There are characteristics of clopidogrel that confer advantages over other prophylactic, antithrombotic, pharmacologic agents currently in use. The adverse effects of clopidogrel are primarily gastrointestinal upset and hemorrhage. The neutropenia that is seen with other antiplatelet agents, such as ticlopidine hydrochloride, is not found in clopidogrel.13 Although it requires oral administration, bolus dosing is possible and attains high levels within 2 hours of administration. It could be administered intraoperatively and have an almost immediate effect.
Although arterial thrombosis is a cause of flap failure, venous thrombosis is considered to be a more common cause. The slower flow rate in the venous system is believed to result in fibrin-rich clots.12 Although clopidogrel is an antiplatelet compound, it has reduced venous thrombosis in a rabbit model.14 Further studies are under way to determine the efficacy of clopidogrel in reducing venous thrombosis in a microvascular model. Yet, clinical situations may arise in which a specific intraoperative issue with the arterial anastomosis is noted, which could increase the risk of thrombosis, such as intimal tearing, vessel mismatch, or another technical problem. In these cases, a prophylactic antithrombotic agent might be considered. This study demonstrates the efficacy of clopidogrel in preventing thrombosis in an arterial microvascular anastomosis at risk.

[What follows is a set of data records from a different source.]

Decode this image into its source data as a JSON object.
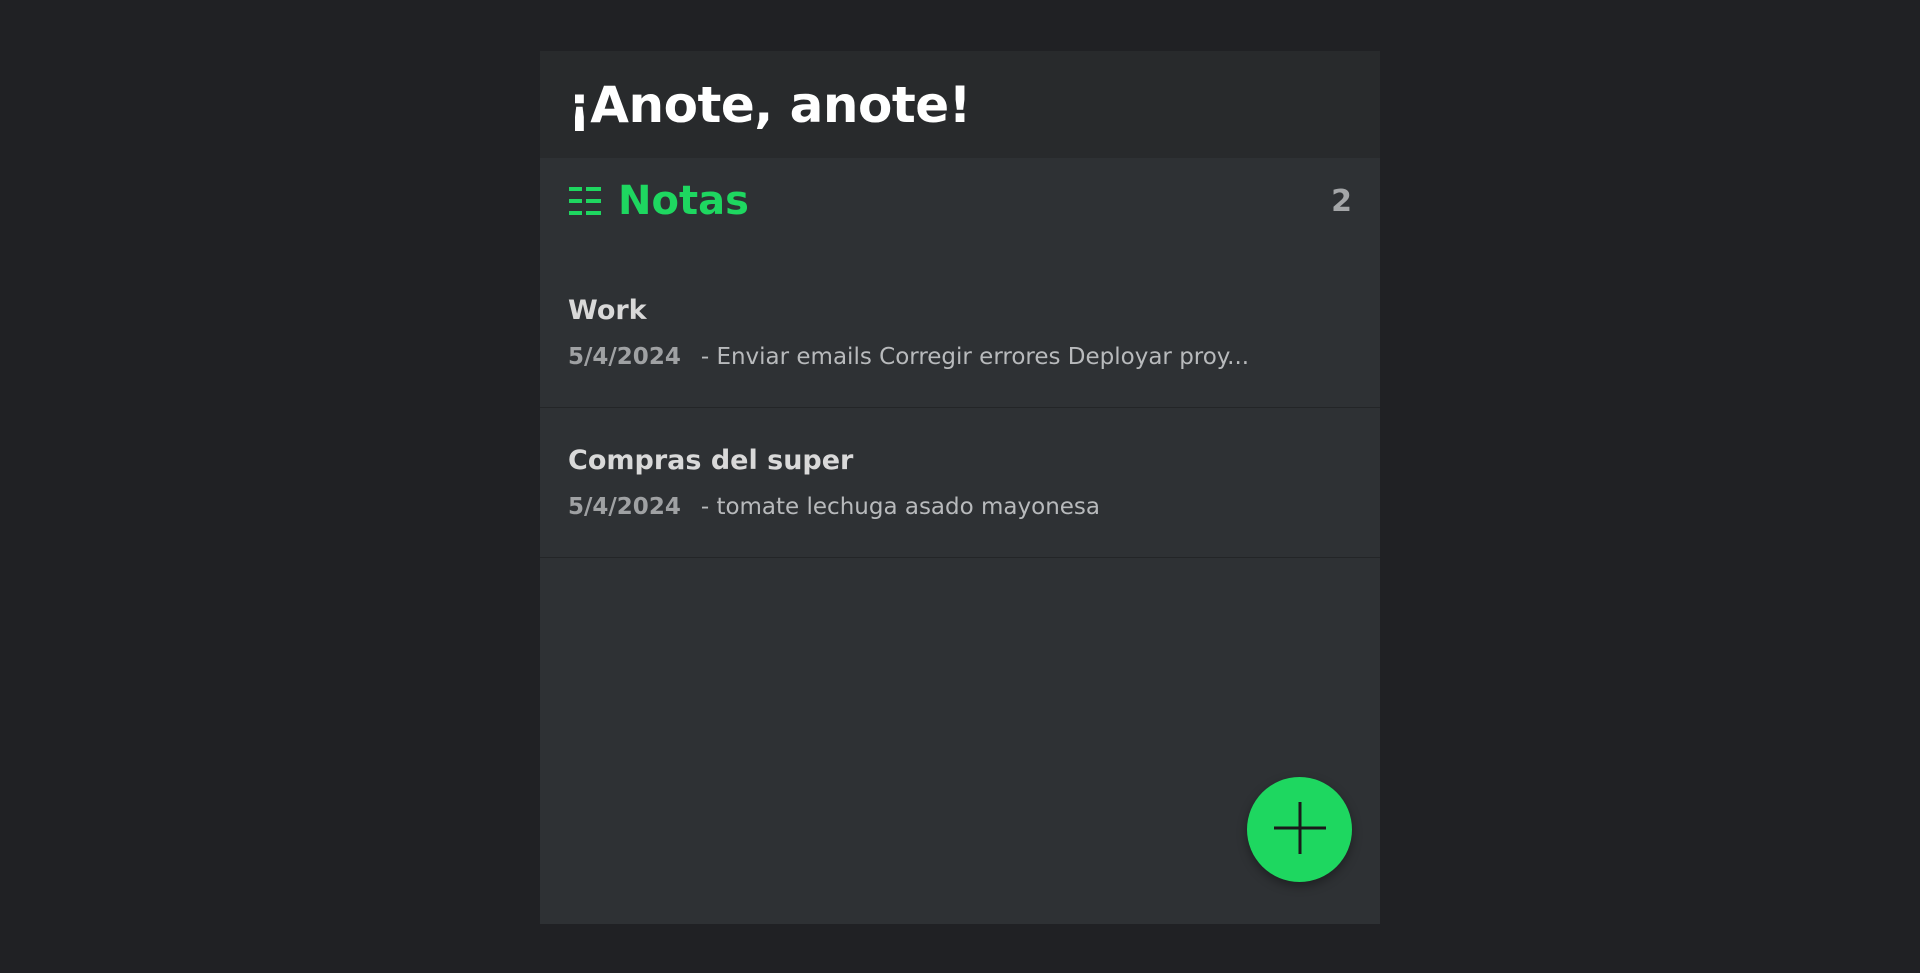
{
  "app": {
    "title": "¡Anote, anote!"
  },
  "section": {
    "icon": "list-icon",
    "title": "Notas",
    "count": "2"
  },
  "notes": [
    {
      "title": "Work",
      "date": "5/4/2024",
      "preview": "- Enviar emails Corregir errores Deployar proy..."
    },
    {
      "title": "Compras del super",
      "date": "5/4/2024",
      "preview": "- tomate lechuga asado mayonesa"
    }
  ],
  "fab": {
    "icon": "plus-icon"
  },
  "colors": {
    "accent": "#1ed760",
    "background": "#202124",
    "panel": "#2e3134",
    "header": "#282a2c"
  }
}
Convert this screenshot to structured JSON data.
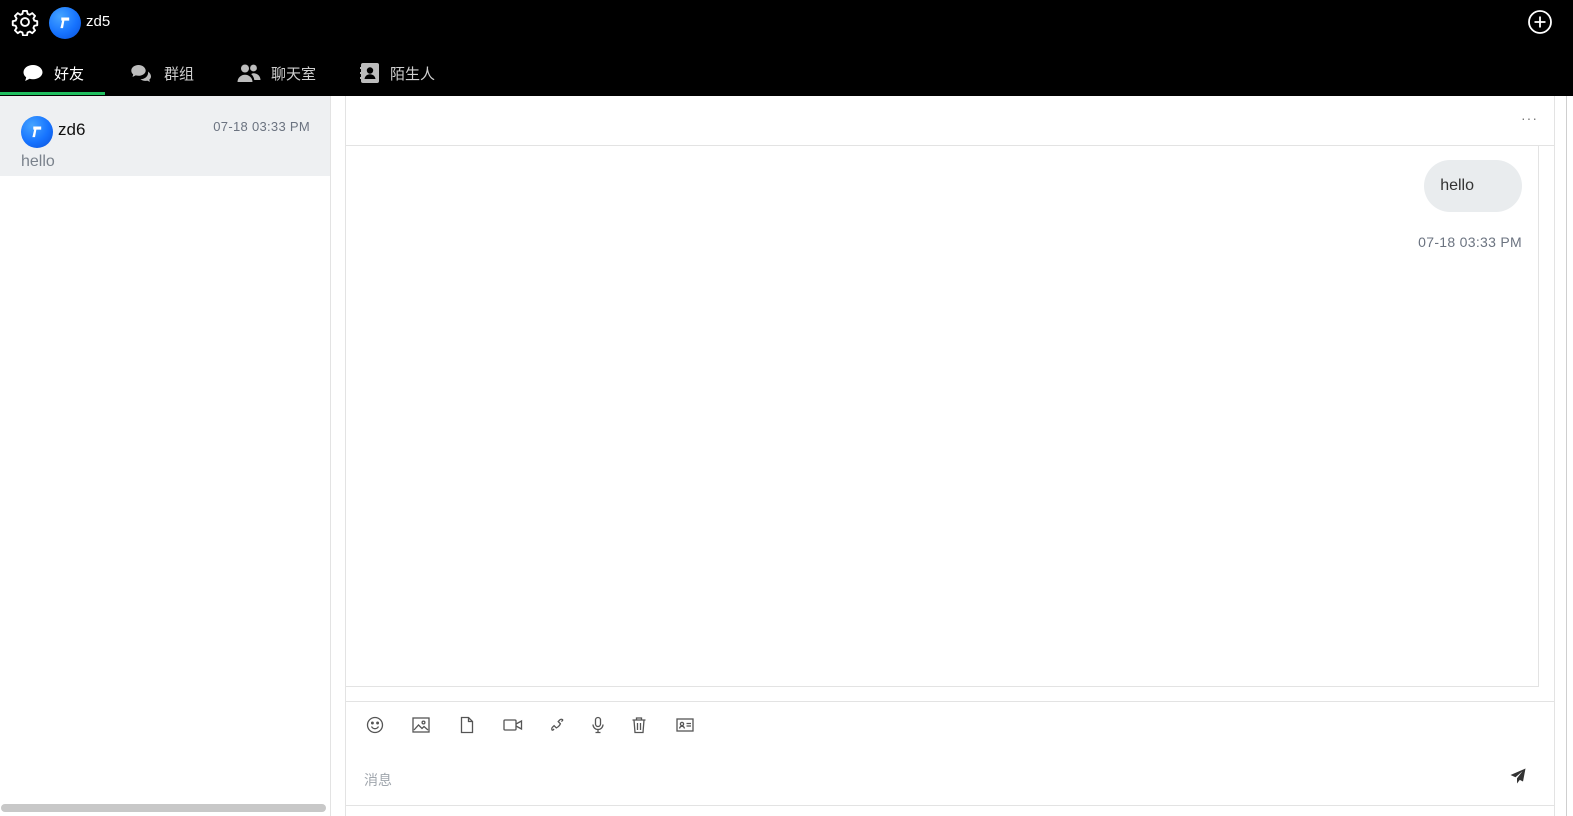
{
  "topbar": {
    "username": "zd5",
    "icons": {
      "settings": "gear-icon",
      "add": "plus-circle-icon",
      "avatar": "app-logo-avatar"
    }
  },
  "tabs": [
    {
      "label": "好友",
      "icon": "chat-bubble-icon",
      "active": true
    },
    {
      "label": "群组",
      "icon": "chat-bubbles-icon",
      "active": false
    },
    {
      "label": "聊天室",
      "icon": "users-icon",
      "active": false
    },
    {
      "label": "陌生人",
      "icon": "contact-card-icon",
      "active": false
    }
  ],
  "conversations": [
    {
      "name": "zd6",
      "time": "07-18 03:33 PM",
      "preview": "hello"
    }
  ],
  "chat": {
    "more_label": "···",
    "messages": [
      {
        "text": "hello",
        "time": "07-18 03:33 PM",
        "direction": "outgoing"
      }
    ],
    "toolbar": [
      "emoji-icon",
      "image-icon",
      "file-icon",
      "video-call-icon",
      "phone-icon",
      "microphone-icon",
      "trash-icon",
      "contact-card-icon"
    ],
    "input": {
      "placeholder": "消息",
      "value": ""
    },
    "send_icon": "send-icon"
  },
  "colors": {
    "topbar_bg": "#000000",
    "tab_active_underline": "#1fbf5f",
    "avatar_blue": "#1673ff",
    "selected_conv_bg": "#eef0f2",
    "bubble_bg": "#e9ecee"
  }
}
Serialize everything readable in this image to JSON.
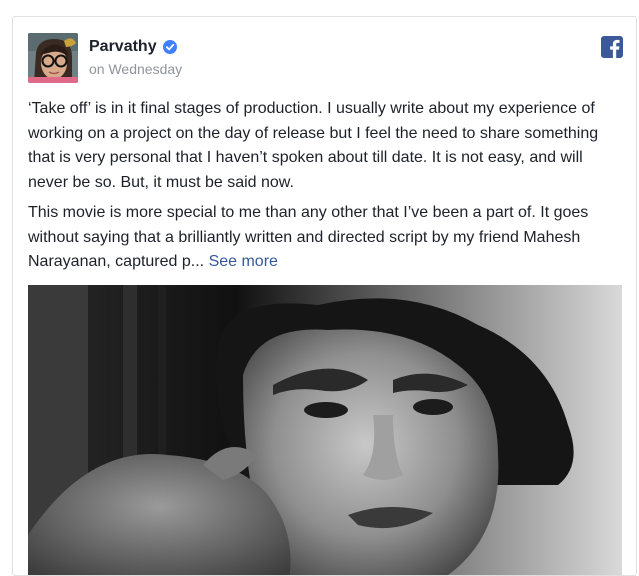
{
  "post": {
    "author": "Parvathy",
    "timestamp": "on Wednesday",
    "paragraph1": "‘Take off’ is in it final stages of production. I usually write about my experience of working on a project on the day of release but I feel the need to share something that is very personal that I haven’t spoken about till date. It is not easy, and will never be so. But, it must be said now.",
    "paragraph2": "This movie is more special to me than any other that I’ve been a part of. It goes without saying that a brilliantly written and directed script by my friend Mahesh Narayanan, captured p...",
    "see_more": "See more"
  },
  "icons": {
    "verified": "verified-badge-icon",
    "platform": "facebook-icon"
  },
  "colors": {
    "text": "#1d2129",
    "secondary": "#90949c",
    "link": "#365899",
    "brand": "#3b5998",
    "verified": "#4080ff"
  }
}
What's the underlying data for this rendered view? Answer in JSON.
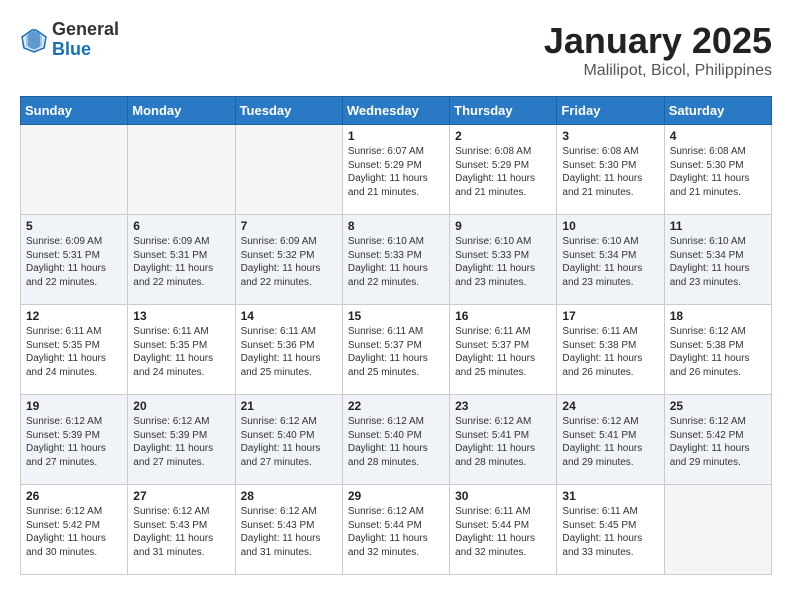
{
  "logo": {
    "general": "General",
    "blue": "Blue"
  },
  "header": {
    "title": "January 2025",
    "subtitle": "Malilipot, Bicol, Philippines"
  },
  "weekdays": [
    "Sunday",
    "Monday",
    "Tuesday",
    "Wednesday",
    "Thursday",
    "Friday",
    "Saturday"
  ],
  "weeks": [
    [
      {
        "day": "",
        "info": ""
      },
      {
        "day": "",
        "info": ""
      },
      {
        "day": "",
        "info": ""
      },
      {
        "day": "1",
        "info": "Sunrise: 6:07 AM\nSunset: 5:29 PM\nDaylight: 11 hours\nand 21 minutes."
      },
      {
        "day": "2",
        "info": "Sunrise: 6:08 AM\nSunset: 5:29 PM\nDaylight: 11 hours\nand 21 minutes."
      },
      {
        "day": "3",
        "info": "Sunrise: 6:08 AM\nSunset: 5:30 PM\nDaylight: 11 hours\nand 21 minutes."
      },
      {
        "day": "4",
        "info": "Sunrise: 6:08 AM\nSunset: 5:30 PM\nDaylight: 11 hours\nand 21 minutes."
      }
    ],
    [
      {
        "day": "5",
        "info": "Sunrise: 6:09 AM\nSunset: 5:31 PM\nDaylight: 11 hours\nand 22 minutes."
      },
      {
        "day": "6",
        "info": "Sunrise: 6:09 AM\nSunset: 5:31 PM\nDaylight: 11 hours\nand 22 minutes."
      },
      {
        "day": "7",
        "info": "Sunrise: 6:09 AM\nSunset: 5:32 PM\nDaylight: 11 hours\nand 22 minutes."
      },
      {
        "day": "8",
        "info": "Sunrise: 6:10 AM\nSunset: 5:33 PM\nDaylight: 11 hours\nand 22 minutes."
      },
      {
        "day": "9",
        "info": "Sunrise: 6:10 AM\nSunset: 5:33 PM\nDaylight: 11 hours\nand 23 minutes."
      },
      {
        "day": "10",
        "info": "Sunrise: 6:10 AM\nSunset: 5:34 PM\nDaylight: 11 hours\nand 23 minutes."
      },
      {
        "day": "11",
        "info": "Sunrise: 6:10 AM\nSunset: 5:34 PM\nDaylight: 11 hours\nand 23 minutes."
      }
    ],
    [
      {
        "day": "12",
        "info": "Sunrise: 6:11 AM\nSunset: 5:35 PM\nDaylight: 11 hours\nand 24 minutes."
      },
      {
        "day": "13",
        "info": "Sunrise: 6:11 AM\nSunset: 5:35 PM\nDaylight: 11 hours\nand 24 minutes."
      },
      {
        "day": "14",
        "info": "Sunrise: 6:11 AM\nSunset: 5:36 PM\nDaylight: 11 hours\nand 25 minutes."
      },
      {
        "day": "15",
        "info": "Sunrise: 6:11 AM\nSunset: 5:37 PM\nDaylight: 11 hours\nand 25 minutes."
      },
      {
        "day": "16",
        "info": "Sunrise: 6:11 AM\nSunset: 5:37 PM\nDaylight: 11 hours\nand 25 minutes."
      },
      {
        "day": "17",
        "info": "Sunrise: 6:11 AM\nSunset: 5:38 PM\nDaylight: 11 hours\nand 26 minutes."
      },
      {
        "day": "18",
        "info": "Sunrise: 6:12 AM\nSunset: 5:38 PM\nDaylight: 11 hours\nand 26 minutes."
      }
    ],
    [
      {
        "day": "19",
        "info": "Sunrise: 6:12 AM\nSunset: 5:39 PM\nDaylight: 11 hours\nand 27 minutes."
      },
      {
        "day": "20",
        "info": "Sunrise: 6:12 AM\nSunset: 5:39 PM\nDaylight: 11 hours\nand 27 minutes."
      },
      {
        "day": "21",
        "info": "Sunrise: 6:12 AM\nSunset: 5:40 PM\nDaylight: 11 hours\nand 27 minutes."
      },
      {
        "day": "22",
        "info": "Sunrise: 6:12 AM\nSunset: 5:40 PM\nDaylight: 11 hours\nand 28 minutes."
      },
      {
        "day": "23",
        "info": "Sunrise: 6:12 AM\nSunset: 5:41 PM\nDaylight: 11 hours\nand 28 minutes."
      },
      {
        "day": "24",
        "info": "Sunrise: 6:12 AM\nSunset: 5:41 PM\nDaylight: 11 hours\nand 29 minutes."
      },
      {
        "day": "25",
        "info": "Sunrise: 6:12 AM\nSunset: 5:42 PM\nDaylight: 11 hours\nand 29 minutes."
      }
    ],
    [
      {
        "day": "26",
        "info": "Sunrise: 6:12 AM\nSunset: 5:42 PM\nDaylight: 11 hours\nand 30 minutes."
      },
      {
        "day": "27",
        "info": "Sunrise: 6:12 AM\nSunset: 5:43 PM\nDaylight: 11 hours\nand 31 minutes."
      },
      {
        "day": "28",
        "info": "Sunrise: 6:12 AM\nSunset: 5:43 PM\nDaylight: 11 hours\nand 31 minutes."
      },
      {
        "day": "29",
        "info": "Sunrise: 6:12 AM\nSunset: 5:44 PM\nDaylight: 11 hours\nand 32 minutes."
      },
      {
        "day": "30",
        "info": "Sunrise: 6:11 AM\nSunset: 5:44 PM\nDaylight: 11 hours\nand 32 minutes."
      },
      {
        "day": "31",
        "info": "Sunrise: 6:11 AM\nSunset: 5:45 PM\nDaylight: 11 hours\nand 33 minutes."
      },
      {
        "day": "",
        "info": ""
      }
    ]
  ]
}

Currently, there is no standard of antithrombotic prophylaxis in the setting of free tissue transfer surgery. Numerous high-volume centers have differing protocol varying from no prophylaxis to the use of dextran, aspirin, or heparin. This study sought to demonstrate the potential efficacy of clopidogrel in preventing arterial thrombosis compared with placebo. With this established, future study will evaluate the relative efficacy of this drug in comparison with other accepted antithrombotic agents.
In summary, clopidogrel has the potential to increase success rates in patients undergoing microvascular free tissue transfer. The desire to prevent thrombosis must be tempered by the knowledge that excessive anticoagulation could result in a hematoma or other significant complications. Because most patients may not require any pharmacologic intervention, by determining the characteristics of high-risk patients, the use of clopidogrel could be reserved for these situations.
Correspondence: Daniel G. Deschler, MD, Head and Neck Surgery, Massachusetts Eye and Ear Infirmary, Department of Otology & Laryngology, Harvard Medical School, 243 Charles St, Boston, MA 02114 (Daniel_deschler@meei.harvard.edu).
Submitted for Publication: March 2, 2005; accepted April 11, 2005.
Financial Disclosure: None.
Funding/Support: This study was supported by an Investigator Development Award from the American Academy of Facial Plastic and Reconstructive Surgery, Alexandria, Va.
Previous Presentation: This study was presented as a poster at the Annual Fall Meeting of the American Academy of Facial Plastic and Reconstructive Surgery (AAFPRS); September 21, 2004; New York, NY.